[Records from a dataset]
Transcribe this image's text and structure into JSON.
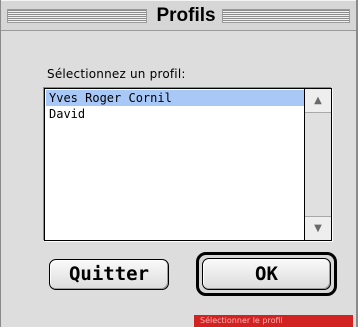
{
  "window": {
    "title": "Profils"
  },
  "dialog": {
    "prompt": "Sélectionnez un profil:",
    "profiles": [
      {
        "name": "Yves Roger Cornil",
        "selected": true
      },
      {
        "name": "David",
        "selected": false
      }
    ],
    "quit_label": "Quitter",
    "ok_label": "OK"
  },
  "status": {
    "text": "Sélectionner le profil"
  },
  "icons": {
    "scroll_up": "scroll-up-arrow-icon",
    "scroll_down": "scroll-down-arrow-icon"
  },
  "colors": {
    "selection": "#a8c8f8",
    "status_tag": "#d22323"
  }
}
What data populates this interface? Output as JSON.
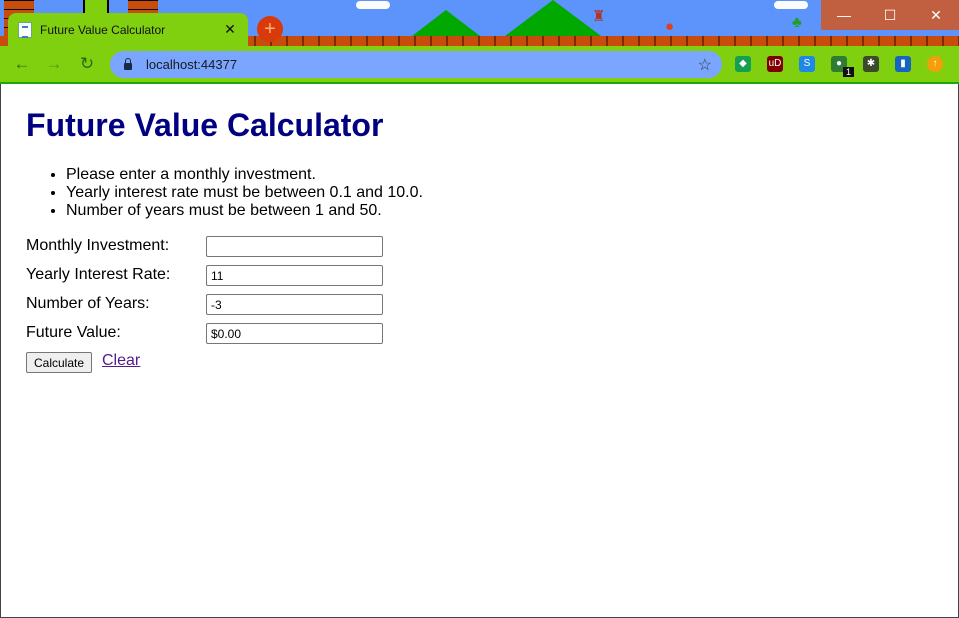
{
  "browser": {
    "tab_title": "Future Value Calculator",
    "tab_close_glyph": "✕",
    "new_tab_glyph": "+",
    "url": "localhost:44377",
    "window_controls": {
      "minimize": "—",
      "maximize": "☐",
      "close": "✕"
    },
    "nav": {
      "back": "←",
      "forward": "→",
      "reload": "↻"
    },
    "star_glyph": "☆",
    "extensions": [
      {
        "name": "green-extension-icon",
        "glyph": "◆",
        "color": "#14a050"
      },
      {
        "name": "ublock-icon",
        "glyph": "uD",
        "color": "#800000"
      },
      {
        "name": "s-extension-icon",
        "glyph": "S",
        "color": "#1e88e5"
      },
      {
        "name": "tampermonkey-icon",
        "glyph": "●",
        "color": "#2e7d32",
        "badge": "1"
      },
      {
        "name": "puzzle-extensions-icon",
        "glyph": "✱",
        "color": "#3a4a2a"
      },
      {
        "name": "profile-avatar-icon",
        "glyph": "▮",
        "color": "#1565c0"
      },
      {
        "name": "update-icon",
        "glyph": "↑",
        "color": "#f59e0b"
      }
    ]
  },
  "page": {
    "heading": "Future Value Calculator",
    "errors": [
      "Please enter a monthly investment.",
      "Yearly interest rate must be between 0.1 and 10.0.",
      "Number of years must be between 1 and 50."
    ],
    "fields": [
      {
        "label": "Monthly Investment:",
        "value": ""
      },
      {
        "label": "Yearly Interest Rate:",
        "value": "11"
      },
      {
        "label": "Number of Years:",
        "value": "-3"
      },
      {
        "label": "Future Value:",
        "value": "$0.00"
      }
    ],
    "calculate_label": "Calculate",
    "clear_label": "Clear"
  },
  "colors": {
    "heading": "#000080",
    "theme_green": "#80d010",
    "sky": "#5c94fc",
    "omnibox": "#7aa6ff"
  }
}
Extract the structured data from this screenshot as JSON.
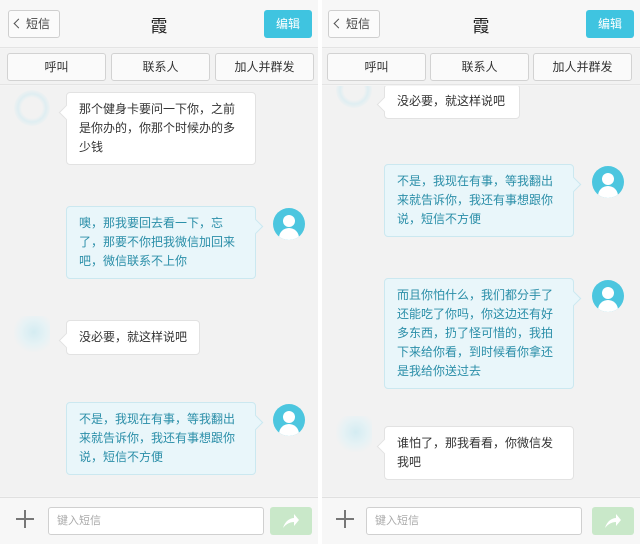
{
  "header": {
    "back_label": "短信",
    "title": "霞",
    "edit_label": "编辑"
  },
  "actions": [
    "呼叫",
    "联系人",
    "加人并群发"
  ],
  "composer": {
    "placeholder": "键入短信"
  },
  "left_messages": [
    {
      "from": "contact",
      "text": "那个健身卡要问一下你，之前是你办的，你那个时候办的多少钱"
    },
    {
      "from": "me",
      "text": "噢，那我要回去看一下，忘了，那要不你把我微信加回来吧，微信联系不上你"
    },
    {
      "from": "contact",
      "text": "没必要，就这样说吧"
    },
    {
      "from": "me",
      "text": "不是，我现在有事，等我翻出来就告诉你，我还有事想跟你说，短信不方便"
    }
  ],
  "right_messages": [
    {
      "from": "contact",
      "text": "没必要，就这样说吧"
    },
    {
      "from": "me",
      "text": "不是，我现在有事，等我翻出来就告诉你，我还有事想跟你说，短信不方便"
    },
    {
      "from": "me",
      "text": "而且你怕什么，我们都分手了还能吃了你吗，你这边还有好多东西，扔了怪可惜的，我拍下来给你看，到时候看你拿还是我给你送过去"
    },
    {
      "from": "contact",
      "text": "谁怕了，那我看看，你微信发我吧"
    }
  ],
  "colors": {
    "accent": "#3fc4e0",
    "outgoing_bubble": "#e9f6fa",
    "outgoing_text": "#2a8ea8",
    "send_button": "#c9e8c9"
  },
  "icons": {
    "back": "chevron-left-icon",
    "add": "plus-icon",
    "send": "send-arrow-icon",
    "my_avatar": "person-avatar-icon"
  }
}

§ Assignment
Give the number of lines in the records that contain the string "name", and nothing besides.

§ Response to this task
9